> _Task to complete_
How many lines in the listing below include the word "style"? Answer with the number and nothing else.

> _Records supplied_
........

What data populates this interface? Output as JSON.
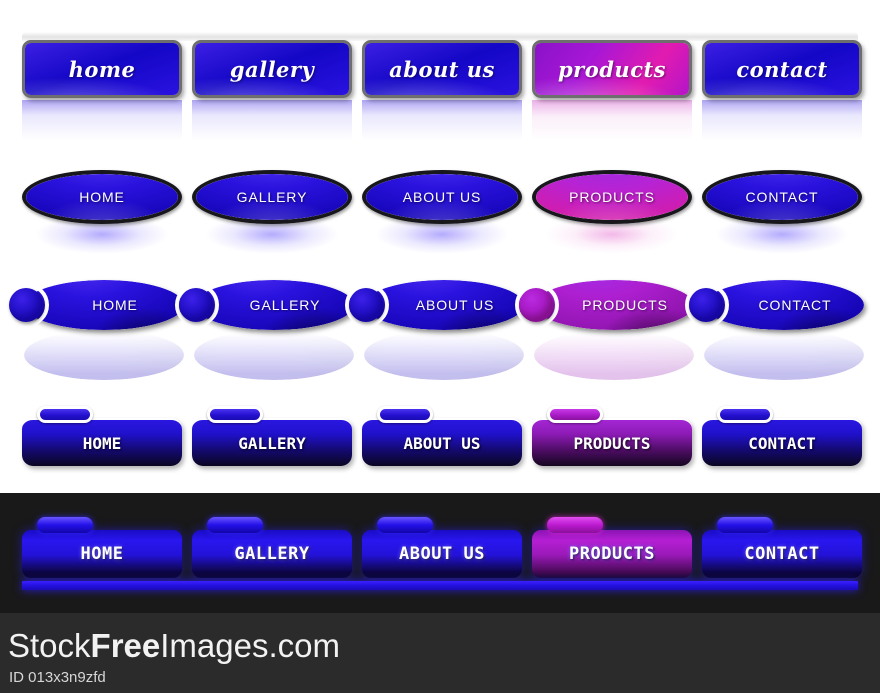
{
  "colors": {
    "blue": "#1a0fd8",
    "blue_light": "#3c1fe4",
    "magenta": "#c21bbe",
    "purple": "#a717d6",
    "dark_band": "#19191a",
    "footer_bg": "#2b2b2b",
    "button_border": "#6e6e6e",
    "white": "#ffffff"
  },
  "rows": [
    {
      "id": "row1",
      "style": "rectangular-script",
      "buttons": [
        {
          "label": "home",
          "accent": "blue"
        },
        {
          "label": "gallery",
          "accent": "blue"
        },
        {
          "label": "about us",
          "accent": "blue"
        },
        {
          "label": "products",
          "accent": "magenta"
        },
        {
          "label": "contact",
          "accent": "blue"
        }
      ]
    },
    {
      "id": "row2",
      "style": "ellipse-glow",
      "buttons": [
        {
          "label": "HOME",
          "accent": "blue"
        },
        {
          "label": "GALLERY",
          "accent": "blue"
        },
        {
          "label": "ABOUT US",
          "accent": "blue"
        },
        {
          "label": "PRODUCTS",
          "accent": "magenta"
        },
        {
          "label": "CONTACT",
          "accent": "blue"
        }
      ]
    },
    {
      "id": "row3",
      "style": "ellipse-circle-mirror",
      "buttons": [
        {
          "label": "HOME",
          "accent": "blue"
        },
        {
          "label": "GALLERY",
          "accent": "blue"
        },
        {
          "label": "ABOUT US",
          "accent": "blue"
        },
        {
          "label": "PRODUCTS",
          "accent": "magenta"
        },
        {
          "label": "CONTACT",
          "accent": "blue"
        }
      ]
    },
    {
      "id": "row4",
      "style": "rounded-tab-light",
      "buttons": [
        {
          "label": "HOME",
          "accent": "blue"
        },
        {
          "label": "GALLERY",
          "accent": "blue"
        },
        {
          "label": "ABOUT US",
          "accent": "blue"
        },
        {
          "label": "PRODUCTS",
          "accent": "magenta"
        },
        {
          "label": "CONTACT",
          "accent": "blue"
        }
      ]
    },
    {
      "id": "row5",
      "style": "rounded-tab-dark",
      "buttons": [
        {
          "label": "HOME",
          "accent": "blue"
        },
        {
          "label": "GALLERY",
          "accent": "blue"
        },
        {
          "label": "ABOUT US",
          "accent": "blue"
        },
        {
          "label": "PRODUCTS",
          "accent": "magenta"
        },
        {
          "label": "CONTACT",
          "accent": "blue"
        }
      ]
    }
  ],
  "footer": {
    "brand_part1": "Stock",
    "brand_part2": "Free",
    "brand_part3": "Images.com",
    "id_label": "ID 013x3n9zfd"
  }
}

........

> _Solution for this exercise_
5